Monday, January 29, 2018

Indiegogo Campaign for "Joe Frank: Somewhere Out There"

Independent filmmaker D.P. Carlson has just launched an Indiegogo campaign to raise $75,000 for the release of his documentary film, Joe Frank: Somewhere Out There. Music was a vital component of Joe Frank's radio artistry, hence much of the funds raised will be utilized to obtain licensing for musical works included in the film, as well as for final sound editing and mixing, and other expenses associated with screenings on the 2018 film festival circuit.

In his video appeal above, Carlson notes that Frank, who died just two weeks ago, had himself seen the final cut of the documentary, and was "really excited about sharing it with audiences." To catch a glimpse of what the excitement is about, check out the trailer at the film's website, and then help support Carlson and his team get this feature film tribute in front of both longtime Joe Frank aficionados and a new generation of listeners. Perks for donating include a thank you in the film credits and an array of premiums.

Monday, January 22, 2018

RIP Joe Frank, Radio Artist Extraordinaire

The pioneering radio artist, Joe Frank, died one week ago on January 15, 2018 at the age of 79. Frank produced an extensive and unique body of work during a career of over forty years. Known for his monologues and ensemble casts of characters, Frank utilized both scripted and improvised segments that were set to entrancing music that propelled the mood, action, and emotion of his novel form of storytelling.

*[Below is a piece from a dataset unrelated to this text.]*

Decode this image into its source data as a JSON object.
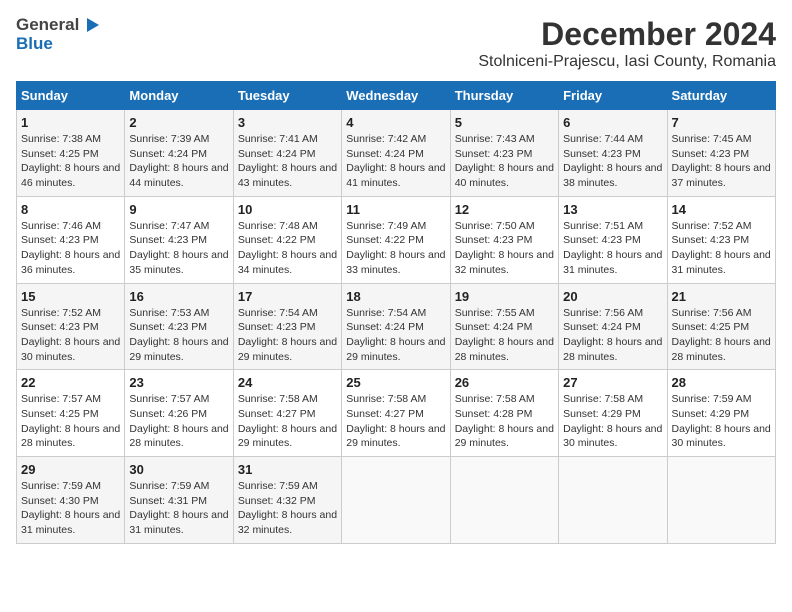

Attuned to the philosophical quandaries of life, a deep humor runs through every dramatic episode as Frank employs any manner of historical, cultural, and artistic references to explore and express the absurdities and follies of human existence. In certain respects, Frank is a great moral fabulist who revels in chaos as much as he rebels against it, either with or without cause. His art is truly sui generis, and resistant to facile description; it is best to simply listen to the work itself to understand and appreciate Frank's radio alchemy.

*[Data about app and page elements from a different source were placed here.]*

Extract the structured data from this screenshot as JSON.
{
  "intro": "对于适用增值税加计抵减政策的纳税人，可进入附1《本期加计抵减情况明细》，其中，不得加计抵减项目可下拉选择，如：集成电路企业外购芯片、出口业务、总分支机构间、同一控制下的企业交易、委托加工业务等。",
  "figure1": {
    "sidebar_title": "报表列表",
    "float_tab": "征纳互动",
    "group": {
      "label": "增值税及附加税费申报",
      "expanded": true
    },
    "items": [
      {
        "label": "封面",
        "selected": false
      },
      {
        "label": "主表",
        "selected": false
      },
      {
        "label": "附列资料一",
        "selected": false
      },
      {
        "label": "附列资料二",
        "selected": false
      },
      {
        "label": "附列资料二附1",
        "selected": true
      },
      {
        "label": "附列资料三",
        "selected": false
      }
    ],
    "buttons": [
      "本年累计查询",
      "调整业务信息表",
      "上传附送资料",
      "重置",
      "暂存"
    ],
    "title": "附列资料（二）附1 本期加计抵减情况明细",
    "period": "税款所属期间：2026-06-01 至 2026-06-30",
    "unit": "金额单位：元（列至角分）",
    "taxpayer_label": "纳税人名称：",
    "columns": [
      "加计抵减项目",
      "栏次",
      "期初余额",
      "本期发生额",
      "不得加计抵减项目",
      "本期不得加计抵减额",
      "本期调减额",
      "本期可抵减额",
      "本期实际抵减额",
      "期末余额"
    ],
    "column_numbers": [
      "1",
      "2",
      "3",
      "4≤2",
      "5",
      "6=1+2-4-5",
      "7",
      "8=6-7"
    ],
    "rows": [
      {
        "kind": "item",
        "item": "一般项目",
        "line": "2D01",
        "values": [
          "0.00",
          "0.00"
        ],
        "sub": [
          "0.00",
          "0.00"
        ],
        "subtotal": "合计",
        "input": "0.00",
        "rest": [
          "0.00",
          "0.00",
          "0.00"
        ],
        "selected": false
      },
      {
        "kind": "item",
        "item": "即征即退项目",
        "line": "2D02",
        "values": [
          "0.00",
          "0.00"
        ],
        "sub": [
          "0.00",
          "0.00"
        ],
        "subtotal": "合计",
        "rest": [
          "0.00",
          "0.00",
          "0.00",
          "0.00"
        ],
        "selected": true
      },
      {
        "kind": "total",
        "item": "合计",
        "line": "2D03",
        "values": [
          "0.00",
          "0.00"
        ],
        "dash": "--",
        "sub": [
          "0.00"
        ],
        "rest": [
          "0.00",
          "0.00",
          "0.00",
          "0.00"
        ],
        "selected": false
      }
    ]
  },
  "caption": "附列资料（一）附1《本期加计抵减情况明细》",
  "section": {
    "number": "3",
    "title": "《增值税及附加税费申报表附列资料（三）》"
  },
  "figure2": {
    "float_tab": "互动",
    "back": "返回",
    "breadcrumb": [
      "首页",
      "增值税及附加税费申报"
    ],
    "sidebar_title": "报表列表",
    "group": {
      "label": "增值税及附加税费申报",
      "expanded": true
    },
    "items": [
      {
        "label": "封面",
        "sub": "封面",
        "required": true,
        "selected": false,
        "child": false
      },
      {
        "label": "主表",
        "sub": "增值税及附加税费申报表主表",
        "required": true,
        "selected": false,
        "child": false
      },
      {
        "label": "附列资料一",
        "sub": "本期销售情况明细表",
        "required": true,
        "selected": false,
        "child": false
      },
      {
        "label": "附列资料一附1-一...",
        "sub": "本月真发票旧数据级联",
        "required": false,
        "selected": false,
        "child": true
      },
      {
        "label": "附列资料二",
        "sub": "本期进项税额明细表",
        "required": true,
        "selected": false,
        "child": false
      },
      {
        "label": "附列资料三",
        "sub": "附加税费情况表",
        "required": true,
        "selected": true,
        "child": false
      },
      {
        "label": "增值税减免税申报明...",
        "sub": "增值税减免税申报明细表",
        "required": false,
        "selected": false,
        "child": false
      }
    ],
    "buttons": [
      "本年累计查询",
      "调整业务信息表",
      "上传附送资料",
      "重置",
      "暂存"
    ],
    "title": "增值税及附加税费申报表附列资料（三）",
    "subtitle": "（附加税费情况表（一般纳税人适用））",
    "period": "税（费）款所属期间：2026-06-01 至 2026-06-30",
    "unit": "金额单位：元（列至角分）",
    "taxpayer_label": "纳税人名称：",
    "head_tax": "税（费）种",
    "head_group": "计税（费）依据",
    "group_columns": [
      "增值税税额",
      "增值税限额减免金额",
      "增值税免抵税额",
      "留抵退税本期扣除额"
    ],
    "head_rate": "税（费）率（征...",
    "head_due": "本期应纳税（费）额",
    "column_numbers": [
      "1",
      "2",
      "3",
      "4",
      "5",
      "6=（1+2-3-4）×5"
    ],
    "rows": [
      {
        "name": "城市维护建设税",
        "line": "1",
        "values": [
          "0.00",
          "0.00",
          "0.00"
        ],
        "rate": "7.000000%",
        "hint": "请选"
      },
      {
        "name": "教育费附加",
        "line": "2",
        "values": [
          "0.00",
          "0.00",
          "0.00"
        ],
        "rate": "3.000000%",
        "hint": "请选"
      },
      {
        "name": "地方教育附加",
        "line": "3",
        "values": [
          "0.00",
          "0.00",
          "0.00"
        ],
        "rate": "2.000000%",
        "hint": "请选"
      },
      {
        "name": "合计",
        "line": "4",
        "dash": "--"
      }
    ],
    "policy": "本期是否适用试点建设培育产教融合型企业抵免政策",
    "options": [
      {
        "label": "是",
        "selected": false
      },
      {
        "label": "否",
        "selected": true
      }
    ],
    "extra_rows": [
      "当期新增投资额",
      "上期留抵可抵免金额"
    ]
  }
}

Some of Frank's shows are still being broadcast on various radio stations around the country, including WFMU and KCRW, and the Joe Frank website offers several options to purchase his work, including CDs, DVDs, flashdrives, as well as streaming subscriptions. A number of tributes have been offered in the last several days, a compilation of which can also be found at the Joe Frank website. Slate magazine has just published his last interview, "Joe Frank Signs Off," and his obituary has appeared in the New York Times, among other publications.

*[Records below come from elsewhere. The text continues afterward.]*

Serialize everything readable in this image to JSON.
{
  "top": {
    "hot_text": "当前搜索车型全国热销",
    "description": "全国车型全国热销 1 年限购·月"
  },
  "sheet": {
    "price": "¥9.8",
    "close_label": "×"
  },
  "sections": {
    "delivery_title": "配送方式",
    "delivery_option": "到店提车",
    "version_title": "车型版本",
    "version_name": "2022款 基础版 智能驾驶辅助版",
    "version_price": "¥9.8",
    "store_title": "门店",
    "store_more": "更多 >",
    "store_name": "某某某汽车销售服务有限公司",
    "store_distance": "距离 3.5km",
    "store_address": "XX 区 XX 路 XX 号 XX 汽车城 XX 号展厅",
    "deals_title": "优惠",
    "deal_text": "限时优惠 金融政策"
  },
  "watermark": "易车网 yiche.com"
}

The above video is a trailer for D.P. Carlson's documentary, "Joe Frank: Somewhere Out There," which will be released later this year.

Monday, January 15, 2018

The March on Washington for Jobs and Freedom

Martin Luther King, Jr. [1929-1968] would have turned 89 today. It was during the March on Washington, held on August 28, 1963, that Dr. King delivered his famous "I Have a Dream Speech." The speech galvanized the civil rights movement, and in 1964, James Blue released the film, "The March," which documented the events of the March as well as King's speech.

The film was produced for the Motion Picture Service unit of the United States Information Agency, and was intended for foreign audiences. In 2008, the documentary was inducted into the National Film Registry maintained by the Library of Congress. A full digital restoration of the original negatives was later undertaken by the Motion Picture Preservation Lab to coincide with the March's 50th anniversary in 2013; details of this painstaking process are available at the National Archives website.

The National Archives has many other resources related to King and to African American history, and there are several prior Common Curator posts regarding King's legacy as well.